THE PROBLEM
Sift through the material below and return the lines with "tray".

DATASET ENTRIES
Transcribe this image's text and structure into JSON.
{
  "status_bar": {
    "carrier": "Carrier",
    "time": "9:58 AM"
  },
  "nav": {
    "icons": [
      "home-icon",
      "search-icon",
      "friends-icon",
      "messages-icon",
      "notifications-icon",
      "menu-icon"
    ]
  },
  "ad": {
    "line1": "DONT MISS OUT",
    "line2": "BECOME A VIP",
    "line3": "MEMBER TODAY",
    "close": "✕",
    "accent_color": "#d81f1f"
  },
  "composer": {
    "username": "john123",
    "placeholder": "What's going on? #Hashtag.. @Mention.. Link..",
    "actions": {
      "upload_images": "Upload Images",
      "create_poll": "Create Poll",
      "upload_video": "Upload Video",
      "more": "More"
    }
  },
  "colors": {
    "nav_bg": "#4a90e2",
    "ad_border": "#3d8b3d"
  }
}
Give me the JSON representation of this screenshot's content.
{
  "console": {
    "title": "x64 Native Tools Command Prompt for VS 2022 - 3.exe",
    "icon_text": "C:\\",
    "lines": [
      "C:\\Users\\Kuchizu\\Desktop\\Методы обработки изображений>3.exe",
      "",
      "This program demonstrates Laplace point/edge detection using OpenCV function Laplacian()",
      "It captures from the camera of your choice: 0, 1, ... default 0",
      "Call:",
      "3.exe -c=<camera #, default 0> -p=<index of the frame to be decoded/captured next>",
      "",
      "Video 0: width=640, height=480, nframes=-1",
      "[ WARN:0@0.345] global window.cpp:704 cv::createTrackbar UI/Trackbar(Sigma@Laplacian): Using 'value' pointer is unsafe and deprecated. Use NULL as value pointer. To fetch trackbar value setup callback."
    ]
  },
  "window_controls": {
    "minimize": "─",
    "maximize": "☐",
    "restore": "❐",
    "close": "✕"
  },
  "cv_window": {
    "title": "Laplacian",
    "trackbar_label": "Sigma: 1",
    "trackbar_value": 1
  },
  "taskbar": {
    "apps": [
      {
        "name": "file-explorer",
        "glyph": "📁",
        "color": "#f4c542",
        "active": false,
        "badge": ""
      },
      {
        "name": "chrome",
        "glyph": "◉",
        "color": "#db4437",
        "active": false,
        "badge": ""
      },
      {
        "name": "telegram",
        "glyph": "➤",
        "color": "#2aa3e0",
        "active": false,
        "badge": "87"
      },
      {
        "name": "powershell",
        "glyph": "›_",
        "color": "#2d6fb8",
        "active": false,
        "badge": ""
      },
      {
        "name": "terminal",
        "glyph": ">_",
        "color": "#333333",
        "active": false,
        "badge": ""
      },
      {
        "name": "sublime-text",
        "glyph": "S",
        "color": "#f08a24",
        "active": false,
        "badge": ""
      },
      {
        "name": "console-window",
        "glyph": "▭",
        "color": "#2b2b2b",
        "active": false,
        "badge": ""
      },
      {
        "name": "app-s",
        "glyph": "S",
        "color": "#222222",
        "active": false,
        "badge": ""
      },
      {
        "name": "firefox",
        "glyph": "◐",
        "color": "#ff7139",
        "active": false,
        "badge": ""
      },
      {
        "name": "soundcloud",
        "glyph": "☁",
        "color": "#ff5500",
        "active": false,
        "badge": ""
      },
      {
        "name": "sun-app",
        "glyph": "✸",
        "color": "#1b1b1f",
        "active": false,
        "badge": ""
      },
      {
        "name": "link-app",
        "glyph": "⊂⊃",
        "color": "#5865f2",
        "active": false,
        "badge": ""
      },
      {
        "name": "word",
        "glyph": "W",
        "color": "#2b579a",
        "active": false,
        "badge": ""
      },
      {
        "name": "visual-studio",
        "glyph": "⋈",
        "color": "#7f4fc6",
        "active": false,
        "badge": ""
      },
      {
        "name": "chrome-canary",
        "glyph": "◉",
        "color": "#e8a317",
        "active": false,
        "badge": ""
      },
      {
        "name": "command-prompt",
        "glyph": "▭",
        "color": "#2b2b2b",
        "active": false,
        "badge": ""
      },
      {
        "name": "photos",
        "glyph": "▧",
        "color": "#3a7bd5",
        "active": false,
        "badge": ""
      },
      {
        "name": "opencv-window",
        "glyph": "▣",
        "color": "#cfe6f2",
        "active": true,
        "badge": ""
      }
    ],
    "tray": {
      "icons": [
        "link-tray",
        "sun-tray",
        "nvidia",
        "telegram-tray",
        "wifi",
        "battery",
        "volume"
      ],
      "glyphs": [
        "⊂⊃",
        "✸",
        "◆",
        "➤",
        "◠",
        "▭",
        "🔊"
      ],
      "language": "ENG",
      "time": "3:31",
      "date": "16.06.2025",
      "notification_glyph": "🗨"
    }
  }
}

SOLUTION TO THE EXERCISE
    "tray": {
        "link-tray",
        "sun-tray",
        "telegram-tray",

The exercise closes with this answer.